  4. Public speaking is hard for me.  I am not charismatic, nor do I have the confidence to fake it ’til I make it.  But, where I work, I found amazing colleagues and administrators who lifted me up and gave me an amazing opportunity to lead something that I believed in wholeheartedly.  Alongside these colleagues and administrators, I helped to organize a day of professional development and spoke in front of our entire school district. Wobbly knees and a shaky voice did not stop me.
  5. I am a little bit like oil.  Me and water? Impossible combination.  The loss of control being underwater?  No thank you.  The feeling of being small/insignificant amid a large body of water? Good Lord NO.  Water is among the MANY IRRATIONAL PHOBIAS (see: BATS) in my life.  But, dammit. I am spending a week on the Mediterranean coast of Turkey, and my kids want me to get in the water with them. So, I have been in every pool. I swam in the sea…farther than I could touch.  I went tubing. And, during that tubing expedition, we were all terrified. But, I refused to let on. Glennon Doyle and Elizabeth Gilbert equate familial discord with turbulence on a plane. During turbulence, we look at the flight attendants.  If they are going about their business and continuing to serve the peanuts, we tend to shrug off the turbulence. If they are losing their collective crap, we panic. Well, on that Big Mabel in the rocky Mediterranean, I wanted to lose my collective crap.  I didn’t though. I kept serving the gosh darn peanuts and the kids stayed calm-ish. (I would not recommend this particular activity with 7 and 5 year olds, for those of you wondering).

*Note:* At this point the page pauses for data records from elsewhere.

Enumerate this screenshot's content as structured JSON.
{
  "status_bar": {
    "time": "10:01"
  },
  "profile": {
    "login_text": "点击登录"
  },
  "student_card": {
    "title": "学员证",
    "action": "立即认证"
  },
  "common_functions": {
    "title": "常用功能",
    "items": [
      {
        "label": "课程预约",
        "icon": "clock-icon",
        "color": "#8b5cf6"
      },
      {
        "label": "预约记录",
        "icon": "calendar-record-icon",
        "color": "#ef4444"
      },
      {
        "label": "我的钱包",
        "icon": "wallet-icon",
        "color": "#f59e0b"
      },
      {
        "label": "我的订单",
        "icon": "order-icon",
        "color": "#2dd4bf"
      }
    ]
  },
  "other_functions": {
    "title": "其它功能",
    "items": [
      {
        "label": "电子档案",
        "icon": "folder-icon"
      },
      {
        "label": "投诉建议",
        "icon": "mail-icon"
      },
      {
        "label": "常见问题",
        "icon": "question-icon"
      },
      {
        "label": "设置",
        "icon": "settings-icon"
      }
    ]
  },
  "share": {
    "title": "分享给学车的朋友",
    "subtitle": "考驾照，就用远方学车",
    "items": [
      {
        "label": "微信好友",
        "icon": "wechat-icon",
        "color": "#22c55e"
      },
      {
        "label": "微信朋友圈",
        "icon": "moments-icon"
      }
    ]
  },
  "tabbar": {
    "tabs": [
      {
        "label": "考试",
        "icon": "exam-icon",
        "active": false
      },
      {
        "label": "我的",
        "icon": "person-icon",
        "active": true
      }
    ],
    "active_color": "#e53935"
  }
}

  6. Body positivity has never been my thang.  Don’t generally like how I look, have struggled with my weight since I was in kindergarten, am easily confused with others due to my overwhelming ordinariness.  But, you know what I did? A Turkish bath.  I had not a clue what that entailed when I scheduled my appointment, but When In Turkey, right? This is a family blog, so I won’t go into detail here, but being OK with your body is sort of a pre-requisite for Turkish-style bathing.  I let my insecurities go for thirty minutes and left clean, both figuratively and literally.
  7. I am allowing myself to feel it all.  Fear, curiosity, anger, frustration, confusion, sadness,  love, forgiveness, repeat. This might just be the meaning of life.  Don’t let it own you, but FEEL IT ALL.

It’s exhilarating.  Starting to conquer my scaredy-catness was necessary to remind me of my bad-assness. Still I rise.

Tomorrow, I might just take my son down a water slide. (Or not).